|Study location||United Kingdom, Birmingham|
|Type||Master courses, full-time|
|Nominal duration||1 year|
|Tuition fee||To be confirmed|
Undergraduate diploma (or higher)
At least a Bachelor degree or postgraduate diploma from a UK university or equivalent. The degree must be in a relevant subject.
Applicants need an Honours degree in a relevant subject, such as History, Politics, Cultural Studies, normally of an upper second-class standard.
The entry qualification documents are accepted in the following languages: English.
Often you can get a suitable transcript from your school. If this is not the case, you will need official translations along with verified copies of the original.
Upload documents in original language and translations. Take originals along when you go to study.
IELTS : Score 6.5 with no less than 6.0 in any band. Or Cambridge English(CAE): Advanced Minimum overall score of 176, with no less than 169 in any component.
Please note: TOEFL IBT test will not be accepted for September 2015 entry.
At least 2 reference(s) should be provided.
Two academic references (or if appropriate to the programme applied for, one could be from your employer).
This programme combines the approaches of religious, social, cultural and political historians to take a fresh look at early modern history. It is taught by leading scholars whose expertise covers the cultural and religious landscape of the late-medieval world, the Catholic and Protestant Reformations, new world discoveries and the political and cultural worlds of sixteenth- and seventeenth-century England and Europe. This gives you a rich variety of options, and a wide range of possibilities for your dissertation topic. The programme also offers comprehensive research training opportunities, providing the ideal grounding for going on to undertake a PhD in this area.
This programme is run out of the Centre for Reformation and Early Modern Studies, one of the most dynamic concentrations of early modern historians in the country. We have more than half a dozen full-time academic staff with expertise in the period c.1500-1800 in History alone, with geographical coverage including local (West Midlands) history, Germany, Italy, and the wider world. CREMS also has excellent links with staff in English, the Shakespeare Institute, History of Art, and elsewhere.

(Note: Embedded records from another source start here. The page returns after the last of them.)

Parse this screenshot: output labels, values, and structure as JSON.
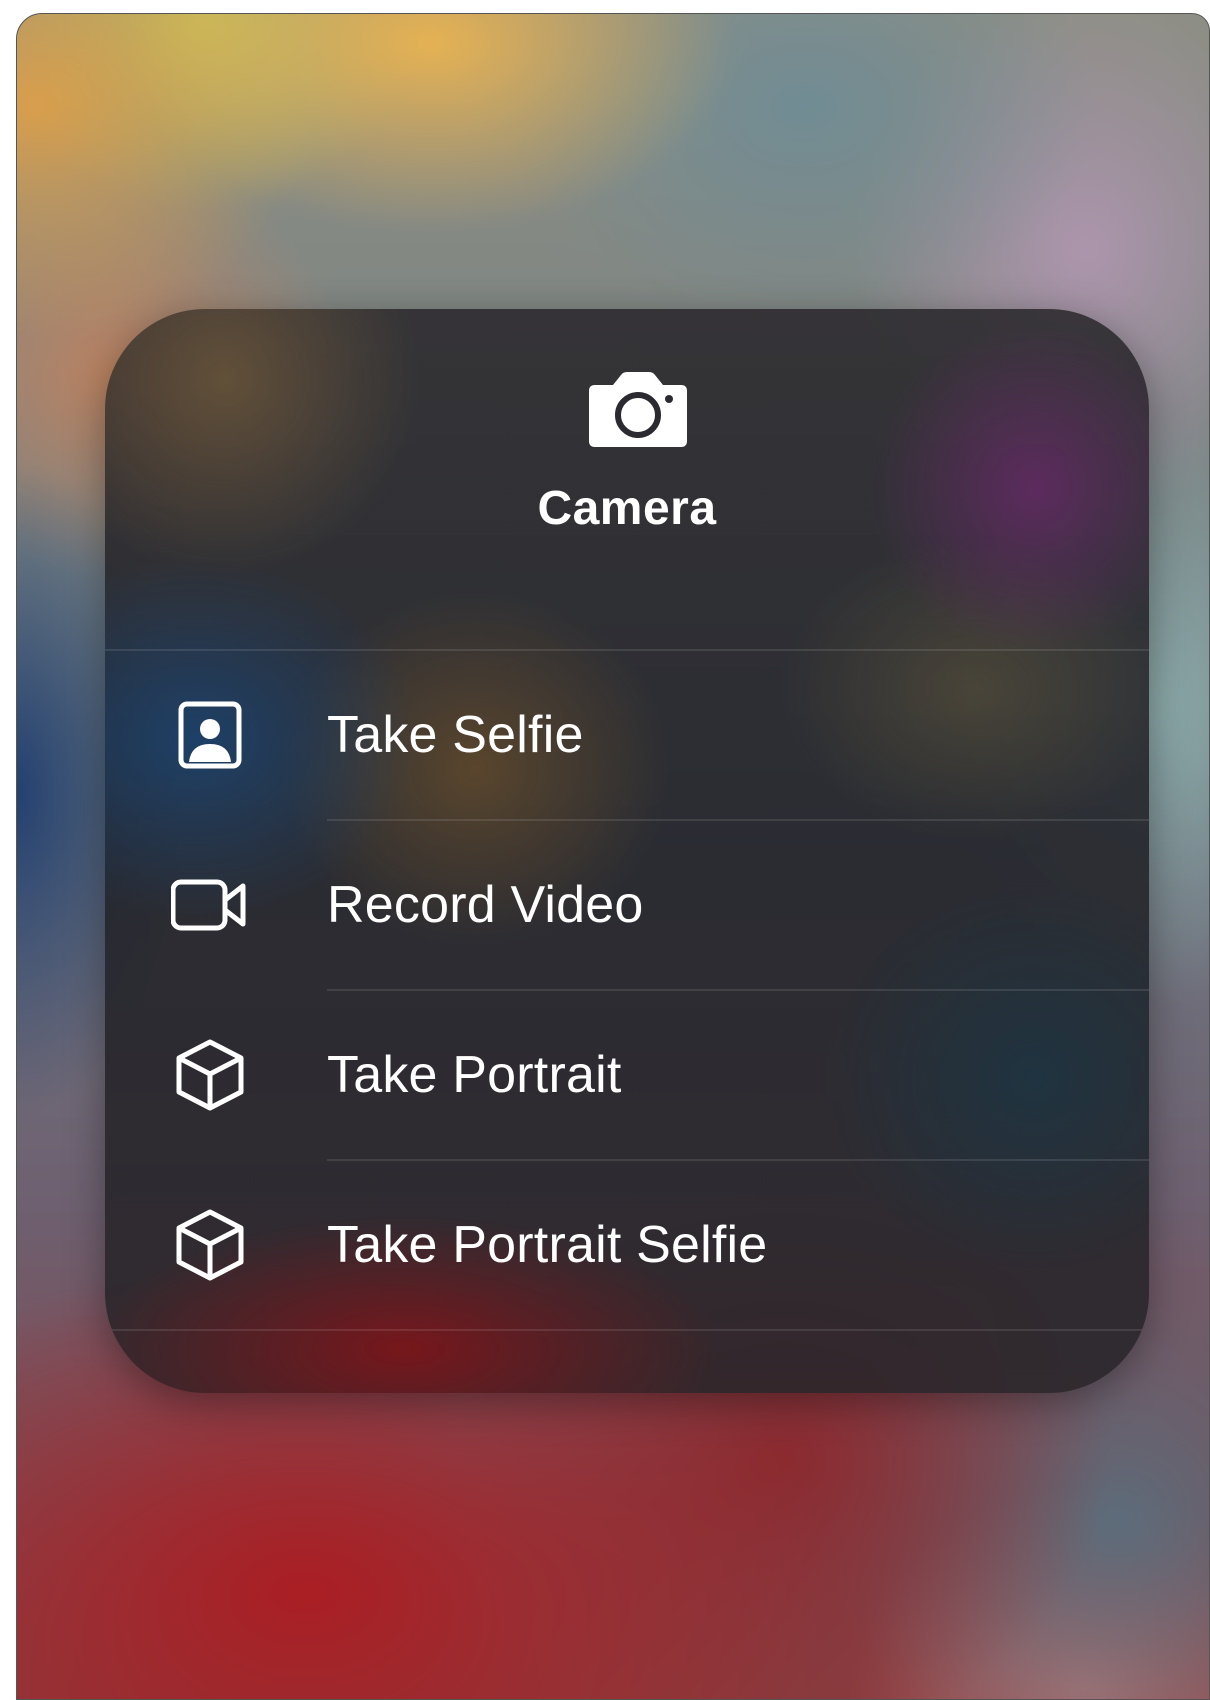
{
  "panel": {
    "title": "Camera",
    "header_icon": "camera-icon"
  },
  "menu": {
    "items": [
      {
        "label": "Take Selfie",
        "icon": "selfie-icon"
      },
      {
        "label": "Record Video",
        "icon": "video-camera-icon"
      },
      {
        "label": "Take Portrait",
        "icon": "cube-icon"
      },
      {
        "label": "Take Portrait Selfie",
        "icon": "cube-icon"
      }
    ]
  },
  "colors": {
    "text": "#ffffff",
    "panel_background": "#26272c",
    "wallpaper_red": "#a21e25",
    "wallpaper_gold": "#e1ab52"
  }
}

This MA is designed to give you a firm grounding in current themes and debates in early modern history, with a focus on the religious and cultural history of sixteenth- and seventeenth-century Britain and Europe. A wide range of options allow you to specialise in an area of your choice, and comprehensive training opportunities will help to prepare you to embark upon a significant research project. In recent years, scholars have moved beyond a traditional, narrow concern with elite religion and high politics to explore the cultural, material and social histories of the early modern period, including the Renaissance and the Reformation.
The whole subject has becoming increasingly interdisciplinary, with researchers drawing on the insights of anthropology, sociology, cultural and literary studies, art history, and musicology, as well as history. Topics such as violence, clothing, gender, exploration, art, drama, music and material culture have come to be seen as crucial to an understanding of the transformations that were taking place. These new approaches are integral to the teaching and research training provided on this course. There is also an annual field trip, designed to explore key themes and issues outside of the classroom, in the context of key buildings, documents and historical artefacts.

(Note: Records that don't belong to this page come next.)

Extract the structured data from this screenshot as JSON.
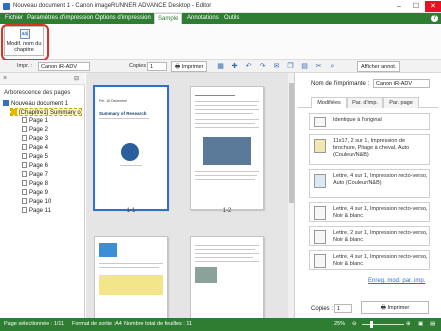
{
  "window": {
    "title": "Nouveau document 1 - Canon imageRUNNER ADVANCE Desktop - Editor",
    "controls": {
      "minimize": "–",
      "maximize": "☐",
      "close": "✕"
    }
  },
  "menu": {
    "items": [
      "Fichier",
      "Paramètres d'impression",
      "Options d'impression",
      "Sample",
      "Annotations",
      "Outils"
    ],
    "active_index": 3,
    "help": "?"
  },
  "ribbon": {
    "button_label": "Modif. nom du chapitre",
    "button_icon": "aa|",
    "group_label": "Sample"
  },
  "toolbar": {
    "printer_label": "Impr. :",
    "printer_value": "Canon iR-ADV",
    "copies_label": "Copies :",
    "copies_value": "1",
    "print_label": "Imprimer",
    "show_annot": "Afficher annot."
  },
  "left_pane": {
    "tree_title": "Arborescence des pages",
    "document": "Nouveau document 1",
    "chapter": "[Chapitre1] Summary o",
    "pages": [
      "Page 1",
      "Page 2",
      "Page 3",
      "Page 4",
      "Page 5",
      "Page 6",
      "Page 7",
      "Page 8",
      "Page 9",
      "Page 10",
      "Page 11"
    ]
  },
  "center_pane": {
    "page_labels": [
      "1-1",
      "1-2"
    ],
    "thumb1": {
      "heading": "Summary of Research",
      "org": "Per. 16 December"
    }
  },
  "right_pane": {
    "printer_name_label": "Nom de l'imprimante :",
    "printer_name_value": "Canon iR-ADV",
    "tabs": [
      "Modifiées",
      "Par. d'imp.",
      "Par. page"
    ],
    "settings": [
      "Identique à l'original",
      "11x17, 2 sur 1, Impression de brochure, Pliage à cheval, Auto (Couleur/N&B)",
      "Lettre, 4 sur 1, Impression recto-verso, Auto (Couleur/N&B)",
      "Lettre, 4 sur 1, Impression recto-verso, Noir & blanc",
      "Lettre, 2 sur 1, Impression recto-verso, Noir & blanc",
      "Lettre, 4 sur 1, Impression recto-verso, Noir & blanc"
    ],
    "link": "Enreg. mod. par. imp.",
    "copies_label": "Copies :",
    "copies_value": "1",
    "print_button": "Imprimer"
  },
  "status": {
    "selected_page": "Page sélectionnée : 1/11",
    "format": "Format de sortie :A4",
    "total_sheets": "Nombre total de feuilles : 11",
    "zoom": "25%"
  }
}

You will study two core modules (full descriptions available below):
Religious Reformations in Early Modern Britain and Europe
Research Methods and Skills

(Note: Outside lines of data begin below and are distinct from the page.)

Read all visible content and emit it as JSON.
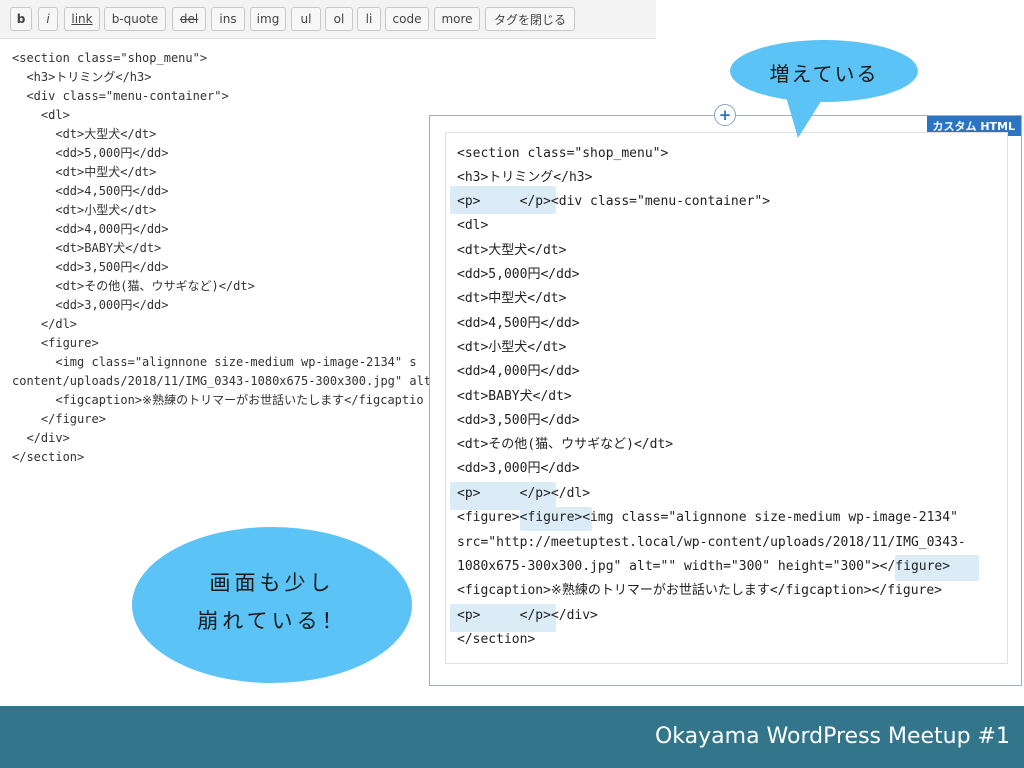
{
  "toolbar": {
    "buttons": [
      "b",
      "i",
      "link",
      "b-quote",
      "del",
      "ins",
      "img",
      "ul",
      "ol",
      "li",
      "code",
      "more",
      "タグを閉じる"
    ]
  },
  "editor_code": [
    "<section class=\"shop_menu\">",
    "  <h3>トリミング</h3>",
    "  <div class=\"menu-container\">",
    "    <dl>",
    "      <dt>大型犬</dt>",
    "      <dd>5,000円</dd>",
    "      <dt>中型犬</dt>",
    "      <dd>4,500円</dd>",
    "      <dt>小型犬</dt>",
    "      <dd>4,000円</dd>",
    "      <dt>BABY犬</dt>",
    "      <dd>3,500円</dd>",
    "      <dt>その他(猫、ウサギなど)</dt>",
    "      <dd>3,000円</dd>",
    "    </dl>",
    "    <figure>",
    "      <img class=\"alignnone size-medium wp-image-2134\" s",
    "content/uploads/2018/11/IMG_0343-1080x675-300x300.jpg\" alt",
    "      <figcaption>※熟練のトリマーがお世話いたします</figcaptio",
    "    </figure>",
    "  </div>",
    "</section>"
  ],
  "panel": {
    "label": "カスタム HTML",
    "plus_icon": "+"
  },
  "preview_code": {
    "l01": "<section class=\"shop_menu\">",
    "l02": "<h3>トリミング</h3>",
    "l03": "<p>     </p><div class=\"menu-container\">",
    "l04": "<dl>",
    "l05": "<dt>大型犬</dt>",
    "l06": "<dd>5,000円</dd>",
    "l07": "<dt>中型犬</dt>",
    "l08": "<dd>4,500円</dd>",
    "l09": "<dt>小型犬</dt>",
    "l10": "<dd>4,000円</dd>",
    "l11": "<dt>BABY犬</dt>",
    "l12": "<dd>3,500円</dd>",
    "l13": "<dt>その他(猫、ウサギなど)</dt>",
    "l14": "<dd>3,000円</dd>",
    "l15": "<p>     </p></dl>",
    "l16": "<figure><figure><img class=\"alignnone size-medium wp-image-2134\"",
    "l17": "src=\"http://meetuptest.local/wp-content/uploads/2018/11/IMG_0343-",
    "l18": "1080x675-300x300.jpg\" alt=\"\" width=\"300\" height=\"300\"></figure>",
    "l19": "<figcaption>※熟練のトリマーがお世話いたします</figcaption></figure>",
    "l20": "<p>     </p></div>",
    "l21": "</section>"
  },
  "callouts": {
    "top": "増えている",
    "left_line1": "画面も少し",
    "left_line2": "崩れている！"
  },
  "footer": {
    "text": "Okayama WordPress Meetup #1"
  },
  "colors": {
    "bubble": "#5bc3f5",
    "footer": "#33768c",
    "highlight": "#dcecf7",
    "panel_label": "#2a75c3"
  }
}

You will also choose an optional special subject module and complete a 15,000-word dissertation on an agreed topic which relates to the history of any of the areas covered by the course..
Over the past five years, over 92% of History postgraduates were in work and/or further study six months after graduation. Some of our History postgraduates go on to use their studies directly, for example in heritage, museum or archivist work. Others use their transferable skills in a range of occupations from finance to civil service to fundraising. Employers that graduates have gone on to work for include: Alcester Heritage Network; HSBC; KPMG; Ministry of Defence; and the National Trust.